To begin researching art crime, consider some of these research strategies:
Literature Review: Search academic databases LibrarySearch for articles, books, and research papers on art crime, art theft, and cultural heritage protection.
Stolen Art Databases: Explore databases created by law enforcement organizations to track missing or stolen artworks.
Legal Framework: Study international and national laws protecting cultural heritage.
Experts and Organizations: Identify scholars, researchers, and organizations working in art crime prevention and investigation.
Security Measures: Study security measures implemented by institutions to prevent art crime.
Ethics and Restitution: Consider ethical aspects related to the repatriation and restitution of stolen artworks to their countries of origin.
Remember, art crime research often involves multidisciplinary approaches, blending art history, criminology, law, ethics, and cultural studies.
Familiarize yourself with art history, criminal justice, and cultural heritage. Understand different forms of art crime like theft, forgery, smuggling, and vandalism. Researching the art history canon to understand why works are important or valuable is helpful, as well as finding the vocabulary that refers to specific art crimes.
These databases provide access to information on loss or stolen artworks from international and national authorities. Most require creating an account, and offer both web and mobile application interfaces.
These are a selection of legal framework examples that collectively emphasize the importance of preserving cultural heritage, preventing illicit trafficking, and ensuring the rightful ownership and protection of cultural artifacts and sites.
There are many experts and organizations working to promote justice for art crimes, these are a selection of some of them.
Security measures collectively create layers of protection to deter potential thieves and vandals, ensuring the safety and preservation of valuable artworks within museum premises.
These books offer valuable insights into the ethical dimensions of art repatriation, considering the perspectives of different stakeholders, including museums, source countries, and Indigenous communities. For more examples like this, try searching LibrarySearch for Museums and Ethics.

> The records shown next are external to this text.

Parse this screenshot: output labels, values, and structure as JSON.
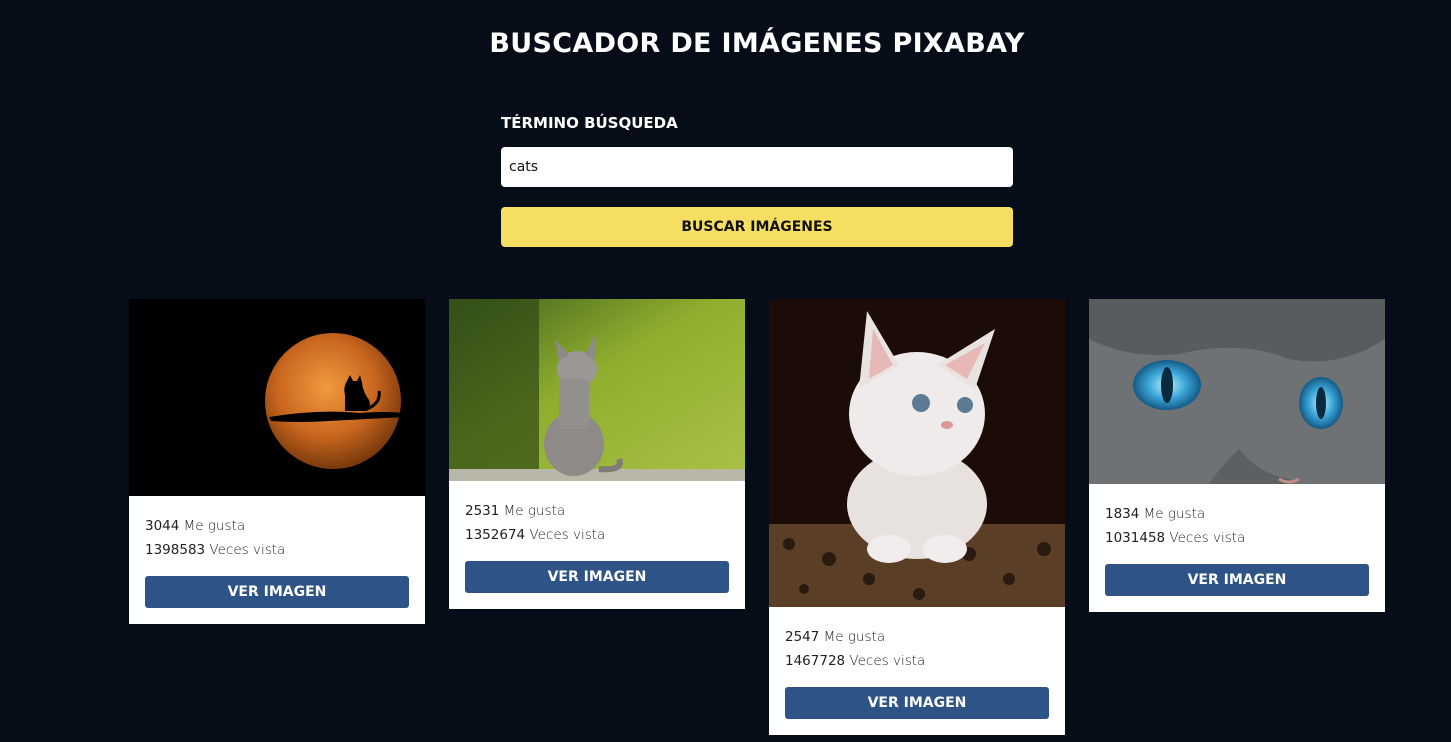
{
  "header": {
    "title": "BUSCADOR DE IMÁGENES PIXABAY"
  },
  "search": {
    "label": "TÉRMINO BÚSQUEDA",
    "value": "cats",
    "button_label": "BUSCAR IMÁGENES"
  },
  "results": [
    {
      "image": "moon-cat-silhouette",
      "likes": "3044",
      "likes_label": "Me gusta",
      "views": "1398583",
      "views_label": "Veces vista",
      "button_label": "VER IMAGEN"
    },
    {
      "image": "kitten-in-forest",
      "likes": "2531",
      "likes_label": "Me gusta",
      "views": "1352674",
      "views_label": "Veces vista",
      "button_label": "VER IMAGEN"
    },
    {
      "image": "white-kitten",
      "likes": "2547",
      "likes_label": "Me gusta",
      "views": "1467728",
      "views_label": "Veces vista",
      "button_label": "VER IMAGEN"
    },
    {
      "image": "blue-eyed-cat",
      "likes": "1834",
      "likes_label": "Me gusta",
      "views": "1031458",
      "views_label": "Veces vista",
      "button_label": "VER IMAGEN"
    }
  ],
  "colors": {
    "background": "#060d18",
    "search_button": "#f6de62",
    "card_button": "#2e5386"
  }
}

These are news sources on art crimes, to help you stay updated on the latest examples of art theft or trafficking.